Data records for software interfaces ->

-=-=-

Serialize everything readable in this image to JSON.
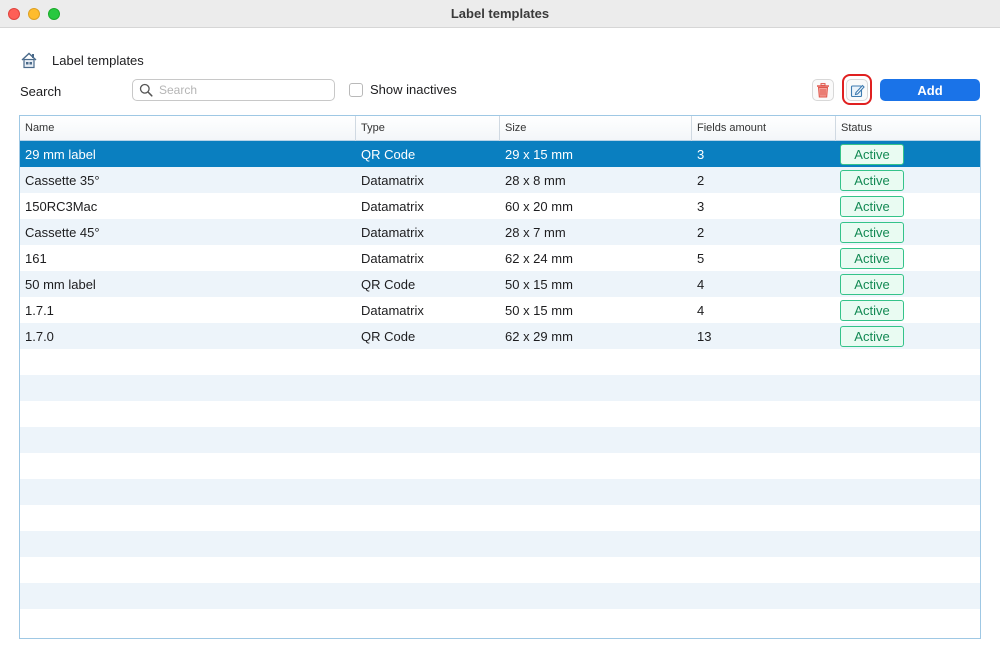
{
  "window": {
    "title": "Label templates"
  },
  "header": {
    "title": "Label templates",
    "icon": "home-icon"
  },
  "toolbar": {
    "search_label": "Search",
    "search_placeholder": "Search",
    "search_value": "",
    "show_inactives_label": "Show inactives",
    "show_inactives_checked": false,
    "add_label": "Add",
    "delete_icon": "trash-icon",
    "edit_icon": "edit-icon"
  },
  "colors": {
    "accent": "#1a73e8",
    "selected_row": "#0a7fc0",
    "active_badge": "#34c38a",
    "highlight": "#e02020"
  },
  "table": {
    "columns": [
      "Name",
      "Type",
      "Size",
      "Fields amount",
      "Status"
    ],
    "rows": [
      {
        "name": "29 mm label",
        "type": "QR Code",
        "size": "29 x 15 mm",
        "fields": "3",
        "status": "Active",
        "selected": true
      },
      {
        "name": "Cassette 35°",
        "type": "Datamatrix",
        "size": "28 x 8 mm",
        "fields": "2",
        "status": "Active"
      },
      {
        "name": "150RC3Mac",
        "type": "Datamatrix",
        "size": "60 x 20 mm",
        "fields": "3",
        "status": "Active"
      },
      {
        "name": "Cassette 45°",
        "type": "Datamatrix",
        "size": "28 x 7 mm",
        "fields": "2",
        "status": "Active"
      },
      {
        "name": "161",
        "type": "Datamatrix",
        "size": "62 x 24 mm",
        "fields": "5",
        "status": "Active"
      },
      {
        "name": "50 mm label",
        "type": "QR Code",
        "size": "50 x 15 mm",
        "fields": "4",
        "status": "Active"
      },
      {
        "name": "1.7.1",
        "type": "Datamatrix",
        "size": "50 x 15 mm",
        "fields": "4",
        "status": "Active"
      },
      {
        "name": "1.7.0",
        "type": "QR Code",
        "size": "62 x 29 mm",
        "fields": "13",
        "status": "Active"
      }
    ]
  }
}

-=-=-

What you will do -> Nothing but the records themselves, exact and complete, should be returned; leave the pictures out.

Response box ->
Serialize everything readable in this image to JSON.
{
  "window": {
    "title": "Label templates"
  },
  "header": {
    "title": "Label templates",
    "icon": "home-icon"
  },
  "toolbar": {
    "search_label": "Search",
    "search_placeholder": "Search",
    "search_value": "",
    "show_inactives_label": "Show inactives",
    "show_inactives_checked": false,
    "add_label": "Add",
    "delete_icon": "trash-icon",
    "edit_icon": "edit-icon"
  },
  "colors": {
    "accent": "#1a73e8",
    "selected_row": "#0a7fc0",
    "active_badge": "#34c38a",
    "highlight": "#e02020"
  },
  "table": {
    "columns": [
      "Name",
      "Type",
      "Size",
      "Fields amount",
      "Status"
    ],
    "rows": [
      {
        "name": "29 mm label",
        "type": "QR Code",
        "size": "29 x 15 mm",
        "fields": "3",
        "status": "Active",
        "selected": true
      },
      {
        "name": "Cassette 35°",
        "type": "Datamatrix",
        "size": "28 x 8 mm",
        "fields": "2",
        "status": "Active"
      },
      {
        "name": "150RC3Mac",
        "type": "Datamatrix",
        "size": "60 x 20 mm",
        "fields": "3",
        "status": "Active"
      },
      {
        "name": "Cassette 45°",
        "type": "Datamatrix",
        "size": "28 x 7 mm",
        "fields": "2",
        "status": "Active"
      },
      {
        "name": "161",
        "type": "Datamatrix",
        "size": "62 x 24 mm",
        "fields": "5",
        "status": "Active"
      },
      {
        "name": "50 mm label",
        "type": "QR Code",
        "size": "50 x 15 mm",
        "fields": "4",
        "status": "Active"
      },
      {
        "name": "1.7.1",
        "type": "Datamatrix",
        "size": "50 x 15 mm",
        "fields": "4",
        "status": "Active"
      },
      {
        "name": "1.7.0",
        "type": "QR Code",
        "size": "62 x 29 mm",
        "fields": "13",
        "status": "Active"
      }
    ]
  }
}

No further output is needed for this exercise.